Theatre veteran Suman Vaidya plays the role of the father Dalip Vaidya with a quiet elegance that grows to involved parent and unhappy in-law easily and then again to a confused lover and man torn apart by conflicting emotions of passion and paternity. The balancing act required of him is not light and he lives up to the expectations. Vaidya gets caught in a situation that leaves him with a very tough choice, but he goes on to make a shockingly tougher one, in the way establishing the caring steel of a seemingly selfish character. Karishma Singh as Diya was trendy, loving and demanding in parts as required but she faltered merrily in her dialogue delivery all through the play, especially in her emotional scenes. Anumeha Jain plays Avni ably with a light touch and her equation with Kanav is also suitably established through their comic scenes.

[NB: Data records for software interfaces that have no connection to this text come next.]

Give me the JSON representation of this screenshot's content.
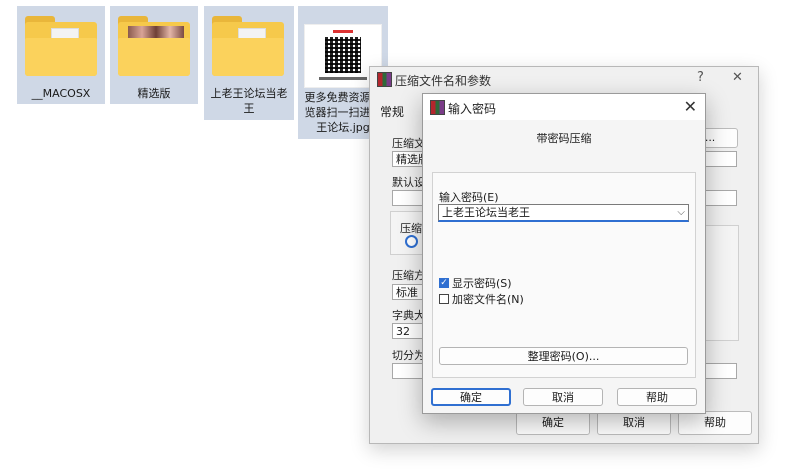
{
  "desktop": {
    "files": [
      {
        "label": "__MACOSX",
        "kind": "folder"
      },
      {
        "label": "精选版",
        "kind": "folder-photo"
      },
      {
        "label": "上老王论坛当老王",
        "kind": "folder"
      },
      {
        "label": "更多免费资源浏览器扫一扫进老王论坛.jpg",
        "kind": "qr-image"
      }
    ]
  },
  "archive_dialog": {
    "title": "压缩文件名和参数",
    "help_glyph": "?",
    "close_glyph": "✕",
    "tab_general": "常规",
    "archive_name_label": "压缩文",
    "archive_name_value": "精选版",
    "browse_label": "(B)...",
    "default_label": "默认设",
    "format_label": "压缩",
    "method_label": "压缩方",
    "method_value": "标准",
    "dict_label": "字典大",
    "dict_value": "32",
    "split_label": "切分为",
    "ok": "确定",
    "cancel": "取消",
    "help": "帮助"
  },
  "password_dialog": {
    "title": "输入密码",
    "close_glyph": "✕",
    "heading": "带密码压缩",
    "enter_label": "输入密码(E)",
    "password_value": "上老王论坛当老王",
    "show_password": {
      "label": "显示密码(S)",
      "checked": true
    },
    "encrypt_names": {
      "label": "加密文件名(N)",
      "checked": false
    },
    "organize_button": "整理密码(O)...",
    "ok": "确定",
    "cancel": "取消",
    "help": "帮助"
  },
  "colors": {
    "accent": "#2f6fd1",
    "selection": "#cfd8e6",
    "folder": "#f6c94b"
  }
}
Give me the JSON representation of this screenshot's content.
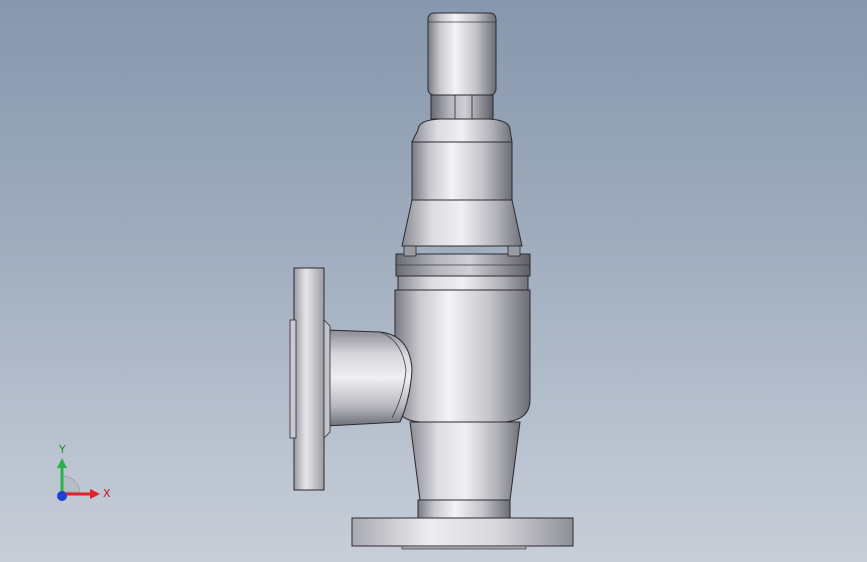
{
  "viewport": {
    "background_top": "#8797ad",
    "background_bottom": "#c7ced8"
  },
  "model": {
    "metal_light": "#f2f2f4",
    "metal_mid": "#b9b9c0",
    "metal_dark": "#6e6e78",
    "edge": "#2a2a30"
  },
  "triad": {
    "x_label": "X",
    "y_label": "Y",
    "x_color": "#e0232b",
    "y_color": "#29b34a",
    "z_color": "#1f3fd6"
  }
}
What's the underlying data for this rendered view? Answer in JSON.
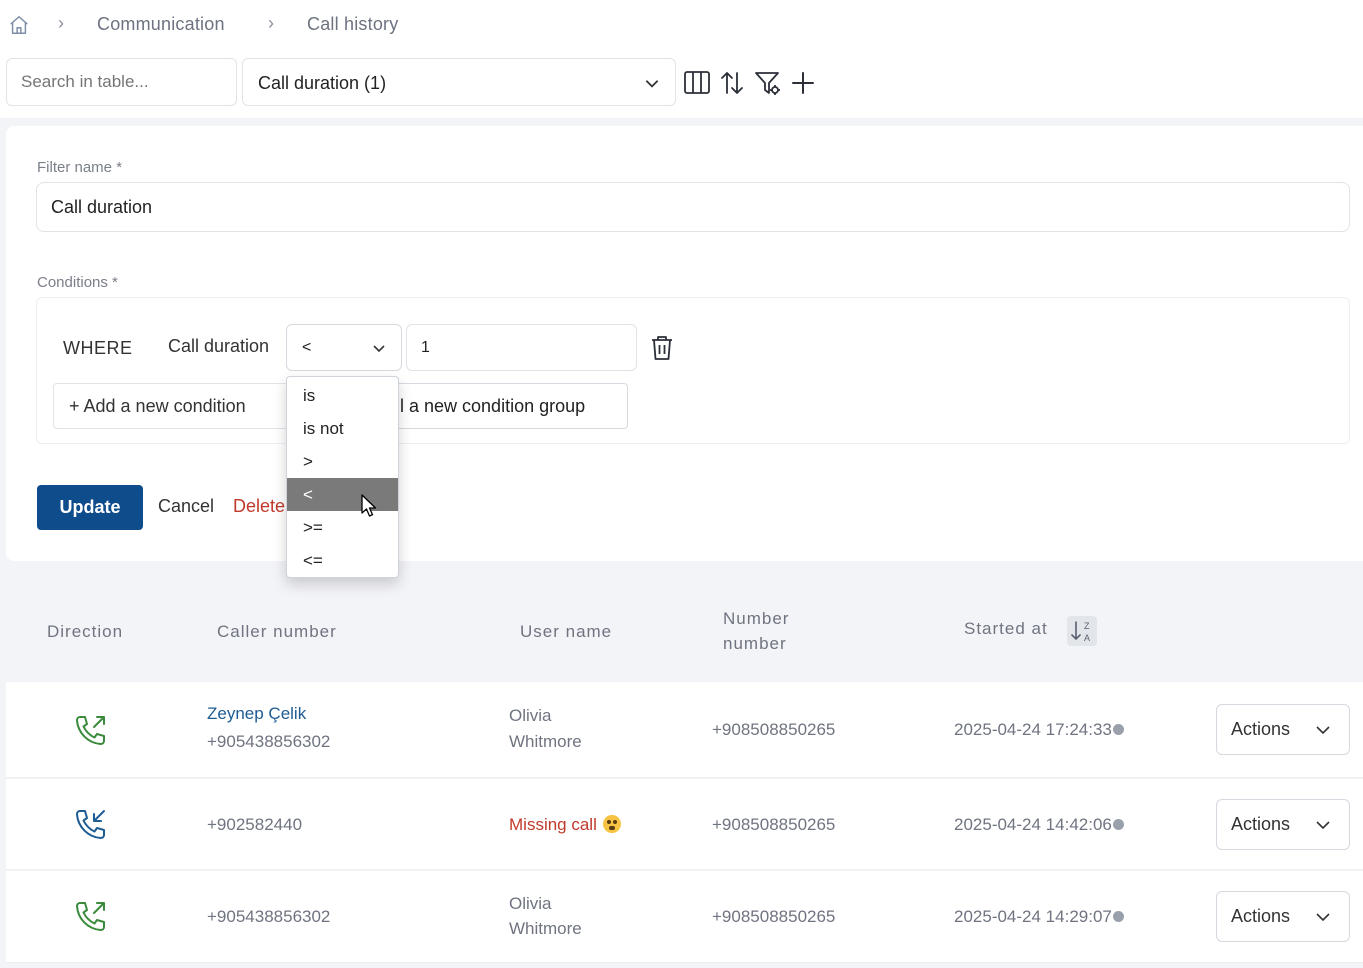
{
  "breadcrumb": {
    "items": [
      "Communication",
      "Call history"
    ]
  },
  "toolbar": {
    "search_placeholder": "Search in table...",
    "saved_filter": "Call duration (1)",
    "icons": [
      "columns-icon",
      "sort-icon",
      "filter-settings-icon",
      "add-icon"
    ]
  },
  "filter_form": {
    "name_label": "Filter name *",
    "name_value": "Call duration",
    "conditions_label": "Conditions *",
    "where": "WHERE",
    "condition_field": "Call duration",
    "operator": "<",
    "value": "1",
    "add_condition": "+ Add a new condition",
    "add_group": "+ Add a new condition group",
    "add_group_visible": "l a new condition group",
    "update": "Update",
    "cancel": "Cancel",
    "delete": "Delete",
    "delete_visible": "Delete"
  },
  "operator_menu": {
    "options": [
      "is",
      "is not",
      ">",
      "<",
      ">=",
      "<="
    ],
    "selected": "<"
  },
  "table": {
    "headers": {
      "direction": "Direction",
      "caller": "Caller number",
      "user": "User name",
      "number_l1": "Number",
      "number_l2": "number",
      "started": "Started at"
    },
    "sort_badge": "Z A",
    "rows": [
      {
        "direction": "outgoing",
        "caller_name": "Zeynep Çelik",
        "caller_number": "+905438856302",
        "user_l1": "Olivia",
        "user_l2": "Whitmore",
        "number": "+908508850265",
        "started": "2025-04-24 17:24:33",
        "actions": "Actions"
      },
      {
        "direction": "incoming",
        "caller_number": "+902582440",
        "user_missing": "Missing call",
        "number": "+908508850265",
        "started": "2025-04-24 14:42:06",
        "actions": "Actions"
      },
      {
        "direction": "outgoing",
        "caller_number": "+905438856302",
        "user_l1": "Olivia",
        "user_l2": "Whitmore",
        "number": "+908508850265",
        "started": "2025-04-24 14:29:07",
        "actions": "Actions"
      }
    ]
  },
  "colors": {
    "primary": "#0f4c8c",
    "link": "#1e5c94",
    "danger": "#c0392b",
    "outgoing_icon": "#3c8a3c",
    "incoming_icon": "#1e5c94",
    "menu_highlight": "#7a7a7a"
  }
}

Satyender Malik as Kanav was the stand-out of the night. He was the crowd-pleaser and clear favourite in the play judging purely from the reactions of the audience. Right from the beginning scene in which a tepid dance between Kanav and a masked lady does not really light up the stage, to his amusing unending tiffs with Vaidya and his choosing to take on the pacifier’s role when the situation between the daughter-father duo threaten to worsen, to humouring the director of his play on phone and Avni in real-time, Satyender does not let the ball drop and is the complete foil to Vaidya’s character.
He is unsuccessful as a theatre actor and aware of his situation as is made clear in the scene when Vaidya berates him obnoxiously, with not a word of protest from the usually loudly loquacious Kanav. The final twist in the tale takes place in the last scene that forms the crux of the play and depends on his interaction with his father-in-law. And by then, Malik has proven beyond doubt that be it comedy or silence, he understands the tongues of both languages.
About the director
Atul Satya Koushik has managed the astonishing feat of having written 12 plays at a young age, and having directed about 15 productions that have played all over the nation. “Chakravyuh” with Nitish Bharadwaj, a Rakesh Bedi and Himani Shivpuri-starrer “Draupadi” and the much talked about “Raavan ki Ramayan” featuring Puneet Issar are part of his repertoire . After these heavy-duty mythology-based dramas, “Dad’s Girlfriend” is as light an entertainer as they get, set in the modern times.
His aim with this story is very clear that without your family by your side what are all the successes in the world worth? My only question for him is with his choice of resolution for the play. With both the ladies agreeing to see their opposite’s point of view, the ending feels like a complete letdown of all the energies involved.
The set is the drawing room and kitchen of a spacious (think Delhi) 2-bhk and, of course, the ‘bhadaas’ smoking zone, where issues are raised and resolved. The live nazm and geet provided by a singer is a classy touch, as is the efforts of the lighting department.
All in all, Dad’s Girlfriend begins tepidly and ends by tugging at your heart, but is so light like a soufflé that there are barely any traces when you wake up the next morning.
Title of Play: Dad’s Girlfriend
Written and Directed by: Atul Satya Koushik
Cast: Suman Vaidya, Karishma Singh, Satyender Malik and Anumeha Jain
Language: Hindi, English